Contact: Evan Goldberg (916) 651-4028
SACRAMENTO – “People need and deserve to know their votes have been counted accurately, and the best way to ensure that happens is to use the paper printout that the voter has already verified as being accurate and check it against the results tallied by the electronic machine.”
That’s how Senator Debra Bowen (D-Redondo Beach), the chairwoman of the Senate Elections, Reapportionment & Constitutional Amendments Committee responded to the Governor’s decision to sign SB 370 into law tonight.
“This isn’t complicated, either you care about whether the election results are accurate or you don’t,” said Bowen. “I don’t see how the Secretary of State, who led the opposition to the bill, could say with straight face that he’s for fair elections, he’s for having a paper trail on electronic voting machines, yet he’s against using that paper trail to ensure the accuracy of the vote count.”
California law requires all electronic voting machines to be equipped with an accessible voter-verified paper audit trail (AVVPAT) as of January 1, 2006. Under a separate 40-year-old California law, elections officials are required to conduct a public manual tally of the ballots cast in at least 1% of the precincts chosen at random to check the accuracy of votes tabulated by an electronic or mechanical voting system. SB 370 requires elections officials to use the AVVPAT to comply with California’s 1% manual law and to use the AVVPAT it in the event of a recount.
The California Association of Clerks & Elections Officials opposed SB 370 even though it noted that the “. . . the possibility exists that the [DRE’s] internal audit trail . . . could be programmed to print different results.”

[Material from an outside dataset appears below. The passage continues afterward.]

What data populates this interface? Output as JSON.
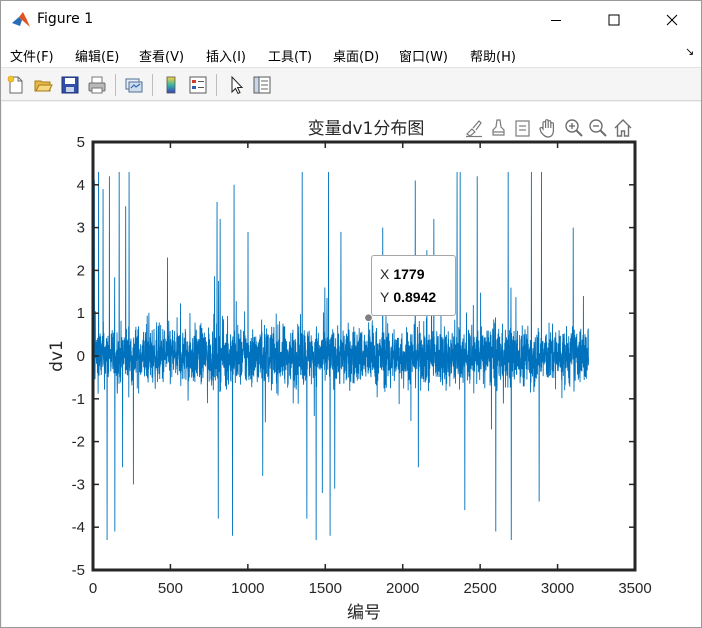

“That’s precisely why it was critical for the Governor to sign this bill,” continued Bowen. “When the very elections officials who are buying these machines admit the election results can be manipulated and oppose a bill designed to audit the machine’s results, you’ve really got to wonder whose side they’re on. I’m glad the Governor realizes the importance of an accurate vote count, I just wish his Secretary of State shared that conviction and didn’t think tallying the results quickly was more important.”